### What you will do
Copy each line of the records that contains the word "points".

Data records for software interfaces
- - - - -
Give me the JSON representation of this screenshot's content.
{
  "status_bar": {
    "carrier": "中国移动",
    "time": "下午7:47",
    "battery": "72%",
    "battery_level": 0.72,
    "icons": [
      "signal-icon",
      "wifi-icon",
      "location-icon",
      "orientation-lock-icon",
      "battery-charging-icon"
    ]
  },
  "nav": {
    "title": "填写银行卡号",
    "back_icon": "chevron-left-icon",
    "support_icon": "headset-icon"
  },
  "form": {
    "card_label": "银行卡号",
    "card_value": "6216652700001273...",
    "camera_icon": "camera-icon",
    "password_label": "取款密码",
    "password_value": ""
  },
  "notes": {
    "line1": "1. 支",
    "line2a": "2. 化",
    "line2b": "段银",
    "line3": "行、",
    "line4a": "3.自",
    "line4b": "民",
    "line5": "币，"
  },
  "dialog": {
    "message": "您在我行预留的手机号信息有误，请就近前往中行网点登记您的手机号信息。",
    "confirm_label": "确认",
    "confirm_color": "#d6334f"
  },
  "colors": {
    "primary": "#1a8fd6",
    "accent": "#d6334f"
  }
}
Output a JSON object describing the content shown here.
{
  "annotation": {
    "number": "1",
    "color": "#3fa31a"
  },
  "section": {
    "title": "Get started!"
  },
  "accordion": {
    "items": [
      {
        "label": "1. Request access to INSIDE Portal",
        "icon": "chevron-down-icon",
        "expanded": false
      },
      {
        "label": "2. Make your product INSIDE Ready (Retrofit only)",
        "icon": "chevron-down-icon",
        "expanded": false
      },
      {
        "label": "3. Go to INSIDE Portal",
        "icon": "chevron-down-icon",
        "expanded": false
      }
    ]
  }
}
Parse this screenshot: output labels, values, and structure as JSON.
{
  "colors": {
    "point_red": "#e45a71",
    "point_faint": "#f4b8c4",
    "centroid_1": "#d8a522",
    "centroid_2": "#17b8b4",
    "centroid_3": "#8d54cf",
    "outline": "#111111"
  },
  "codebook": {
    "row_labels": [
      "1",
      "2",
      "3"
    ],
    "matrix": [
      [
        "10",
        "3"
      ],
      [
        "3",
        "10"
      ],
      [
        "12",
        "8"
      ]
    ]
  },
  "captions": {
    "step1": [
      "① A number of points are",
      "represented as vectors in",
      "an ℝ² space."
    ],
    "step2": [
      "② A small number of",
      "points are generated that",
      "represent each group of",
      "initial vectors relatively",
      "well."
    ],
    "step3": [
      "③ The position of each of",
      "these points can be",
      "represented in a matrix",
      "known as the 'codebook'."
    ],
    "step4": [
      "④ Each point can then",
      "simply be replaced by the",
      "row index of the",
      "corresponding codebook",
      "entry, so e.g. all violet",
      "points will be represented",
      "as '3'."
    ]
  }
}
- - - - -
### Exercise solution
      "① A number of points are",
      "points are generated that",
      "these points can be",
      "points will be represented",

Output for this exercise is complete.